(Data entries)
________________________________________

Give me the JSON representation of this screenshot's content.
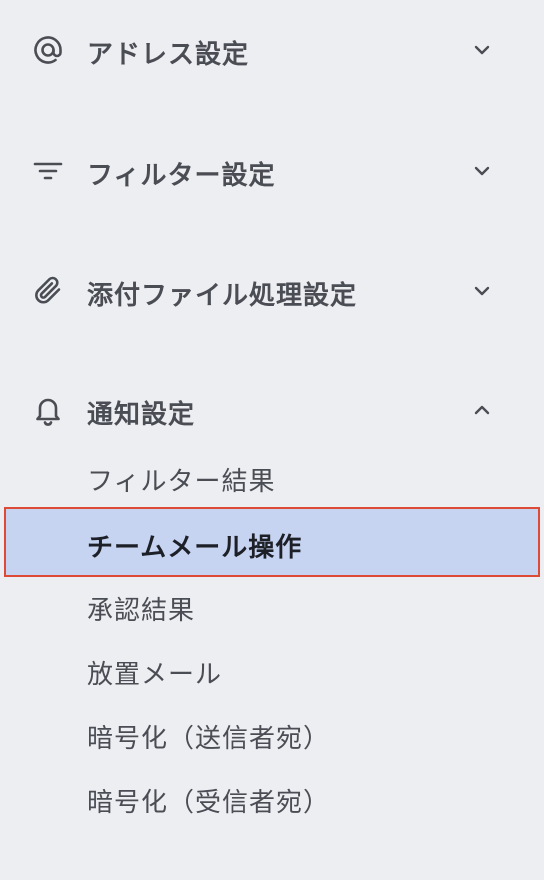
{
  "colors": {
    "background": "#edeef2",
    "text": "#4b4d55",
    "active_background": "#c6d4f1",
    "active_border": "#dd4a36",
    "active_text": "#1e2028"
  },
  "sections": [
    {
      "label": "アドレス設定",
      "icon": "at-sign-icon",
      "expanded": false
    },
    {
      "label": "フィルター設定",
      "icon": "filter-icon",
      "expanded": false
    },
    {
      "label": "添付ファイル処理設定",
      "icon": "paperclip-icon",
      "expanded": false
    },
    {
      "label": "通知設定",
      "icon": "bell-icon",
      "expanded": true
    }
  ],
  "notification_items": [
    {
      "label": "フィルター結果",
      "selected": false
    },
    {
      "label": "チームメール操作",
      "selected": true
    },
    {
      "label": "承認結果",
      "selected": false
    },
    {
      "label": "放置メール",
      "selected": false
    },
    {
      "label": "暗号化（送信者宛）",
      "selected": false
    },
    {
      "label": "暗号化（受信者宛）",
      "selected": false
    }
  ]
}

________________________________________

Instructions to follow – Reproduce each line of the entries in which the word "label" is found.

Result for this task –
      "label": "アドレス設定",
      "label": "フィルター設定",
      "label": "添付ファイル処理設定",
      "label": "通知設定",
      "label": "フィルター結果",
      "label": "チームメール操作",
      "label": "承認結果",
      "label": "放置メール",
      "label": "暗号化（送信者宛）",
      "label": "暗号化（受信者宛）",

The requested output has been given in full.